What's Taught in Arabic Class?
Majorelle Garden, Morocco

Firstly, we teach that learning a language is fun.  Yes, it certainly has its challenging moments, but through games, group-work, and problem solving skills we learn to engage and acquire the language.

Many of you who have had experiences with learning languages may remember going to class, getting a page of vocabulary with translations and then learning the language through mindless fill-in-the-blank questions and rote memorization.

That was the past for foreign language education; today, however is the future.  While the teaching of Arabic is still a newborn in comparison to other more commonly taught languages like Spanish or French, there is still a lot of new innovation taking place in this pioneering field.

Teachers of Arabic are trying to move beyond rote memorization and typical classroom instruction, where students turn out to be skillful at reading and writing a language, but poor in speaking and listening.  We here in the district focus on listening and speaking skills first, reading and writing skills later.  If we look to the way we acquired our own native languages we realize that as a young child, we could both listen and understand the word “cat” as well as say “cat.”  However, when we joined kindergarten as 5 year-olds, many of us could not read or write the very same word.  We were functional in listening and speaking, before we advanced onto reading and writing. 

The same principle guides our foreign language curricula.  We train our students to develop functional listening and speaking skills, before we focus on reading and writing.  Yes, reading and writing is important, but to a brand new student of Arabic, learning how to read, write, say, and audibly recognize the word “cat” is too many dimensions mashed into one effort.  Spread it out, let the kids enjoy speaking in a different language, and then the motivation will help us conquer reading and writing.

As an example of this, we can look at how the alphabet is taught in Sanford’s Arabic classes.  Most people would think that with a new language, you should start learning the alphabet, and once you’ve learned that, you can begin to read and memorize words.  This is not the case at Sanford.  At Sanford, our students can greet others and introduce themselves before they know a single letter in Arabic.  In fact, the alphabet is broken into chunks and spread across several quarters.  So, over time, the students gradually absorb the alphabet in the meaningful context of words and phrases they already know.

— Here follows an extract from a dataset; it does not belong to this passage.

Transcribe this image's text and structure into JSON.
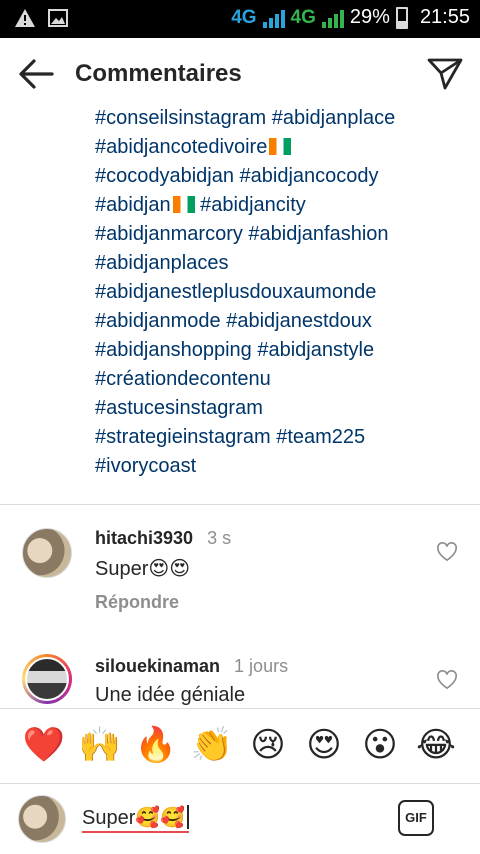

Group-work is a central component of our learning style and we emphasize its role in our classroom because it is the vehicle through which we get the students to practice words and phrases.  Our students regularly develop flashcards that they review in groups to memorize whole words and phrases.  As students progress, they learn to pick apart sentences and paragraphs written in Arabic.  They ask questions, negotiate meaning, and bounce ideas off each other in an effort to understand what they are reading.  It forces them to speak in Arabic and also think about what is being said.  That thinking helps to anchor the information in their heads.  Learning a language is no longer rote memorization.  It is an involved, critical thinking task.

Beyond working on Arabic texts, we utilize games and multimedia to make the class more interesting.  As we begin to finish a unit of new vocabulary and concepts in Arabic, we play competitive games in the classroom that rewards students who have worked hard to learn Arabic.  Games are fun and oftentimes a little-off-the-wall.  Yet like moving gears in a watch, language learning is constantly taking place through the games. 

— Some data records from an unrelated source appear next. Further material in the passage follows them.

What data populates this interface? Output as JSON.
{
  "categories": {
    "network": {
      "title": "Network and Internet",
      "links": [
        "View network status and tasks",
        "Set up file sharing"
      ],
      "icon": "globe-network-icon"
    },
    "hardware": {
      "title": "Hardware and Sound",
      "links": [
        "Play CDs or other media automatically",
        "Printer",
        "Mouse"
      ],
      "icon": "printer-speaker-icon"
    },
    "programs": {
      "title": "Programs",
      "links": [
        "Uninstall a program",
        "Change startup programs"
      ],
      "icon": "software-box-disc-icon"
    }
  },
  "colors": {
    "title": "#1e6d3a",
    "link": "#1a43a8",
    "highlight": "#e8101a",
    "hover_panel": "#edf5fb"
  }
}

Multimedia is also a great opportunity to get our learning on in this digital age.  We have phased out projectors and instead use ‘document cameras’ that display anything the teacher puts under the camera onto a screen.  Next, we use videos like the GlobeTrekker series to high light Arab countries and the cultural elements that are demonstrated in the films.  Lastly, we use PowerPoint to bring in pictures of Arab countries and vocabulary so the teacher can use it as a prop to aid language learning.  For example, the students enjoy using pictures of the Flintstone and Simpson families when they learn Arabic vocabulary relating to the family. 

Teaching Arabic is a challenging endeavor, but with student effort and a strange teacher, a class can be transformed into a powerful vehicle for learning.

Pyramids, Egypt